** Opening DATA block **

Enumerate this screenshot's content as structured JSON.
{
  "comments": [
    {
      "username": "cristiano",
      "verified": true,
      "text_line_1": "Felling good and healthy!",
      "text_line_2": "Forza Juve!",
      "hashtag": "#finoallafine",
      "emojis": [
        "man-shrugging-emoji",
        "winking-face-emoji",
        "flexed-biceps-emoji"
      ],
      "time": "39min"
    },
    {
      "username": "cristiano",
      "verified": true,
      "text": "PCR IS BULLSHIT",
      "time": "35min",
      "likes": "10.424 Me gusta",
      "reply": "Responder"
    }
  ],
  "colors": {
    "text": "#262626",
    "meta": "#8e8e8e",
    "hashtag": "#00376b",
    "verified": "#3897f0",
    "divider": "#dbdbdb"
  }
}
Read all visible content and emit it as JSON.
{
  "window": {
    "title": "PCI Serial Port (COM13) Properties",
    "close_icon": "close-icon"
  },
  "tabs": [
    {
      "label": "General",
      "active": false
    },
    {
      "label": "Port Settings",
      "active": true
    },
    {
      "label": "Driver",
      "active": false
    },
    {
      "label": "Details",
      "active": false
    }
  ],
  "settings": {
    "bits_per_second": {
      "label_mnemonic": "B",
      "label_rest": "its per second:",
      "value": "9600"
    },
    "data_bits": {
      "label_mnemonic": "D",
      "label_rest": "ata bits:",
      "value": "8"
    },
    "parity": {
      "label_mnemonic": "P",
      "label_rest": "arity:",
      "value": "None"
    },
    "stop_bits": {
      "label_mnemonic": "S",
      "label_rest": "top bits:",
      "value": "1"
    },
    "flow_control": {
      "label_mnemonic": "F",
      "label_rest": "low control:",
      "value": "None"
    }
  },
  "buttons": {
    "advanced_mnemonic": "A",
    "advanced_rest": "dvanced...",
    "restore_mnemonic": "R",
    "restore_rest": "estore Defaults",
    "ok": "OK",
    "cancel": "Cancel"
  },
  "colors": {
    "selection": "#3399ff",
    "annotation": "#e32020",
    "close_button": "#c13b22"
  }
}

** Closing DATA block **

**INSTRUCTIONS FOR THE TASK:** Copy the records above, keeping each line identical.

**FINAL ANSWER:**
Enumerate this screenshot's content as structured JSON.
{
  "comments": [
    {
      "username": "cristiano",
      "verified": true,
      "text_line_1": "Felling good and healthy!",
      "text_line_2": "Forza Juve!",
      "hashtag": "#finoallafine",
      "emojis": [
        "man-shrugging-emoji",
        "winking-face-emoji",
        "flexed-biceps-emoji"
      ],
      "time": "39min"
    },
    {
      "username": "cristiano",
      "verified": true,
      "text": "PCR IS BULLSHIT",
      "time": "35min",
      "likes": "10.424 Me gusta",
      "reply": "Responder"
    }
  ],
  "colors": {
    "text": "#262626",
    "meta": "#8e8e8e",
    "hashtag": "#00376b",
    "verified": "#3897f0",
    "divider": "#dbdbdb"
  }
}
Read all visible content and emit it as JSON.
{
  "window": {
    "title": "PCI Serial Port (COM13) Properties",
    "close_icon": "close-icon"
  },
  "tabs": [
    {
      "label": "General",
      "active": false
    },
    {
      "label": "Port Settings",
      "active": true
    },
    {
      "label": "Driver",
      "active": false
    },
    {
      "label": "Details",
      "active": false
    }
  ],
  "settings": {
    "bits_per_second": {
      "label_mnemonic": "B",
      "label_rest": "its per second:",
      "value": "9600"
    },
    "data_bits": {
      "label_mnemonic": "D",
      "label_rest": "ata bits:",
      "value": "8"
    },
    "parity": {
      "label_mnemonic": "P",
      "label_rest": "arity:",
      "value": "None"
    },
    "stop_bits": {
      "label_mnemonic": "S",
      "label_rest": "top bits:",
      "value": "1"
    },
    "flow_control": {
      "label_mnemonic": "F",
      "label_rest": "low control:",
      "value": "None"
    }
  },
  "buttons": {
    "advanced_mnemonic": "A",
    "advanced_rest": "dvanced...",
    "restore_mnemonic": "R",
    "restore_rest": "estore Defaults",
    "ok": "OK",
    "cancel": "Cancel"
  },
  "colors": {
    "selection": "#3399ff",
    "annotation": "#e32020",
    "close_button": "#c13b22"
  }
}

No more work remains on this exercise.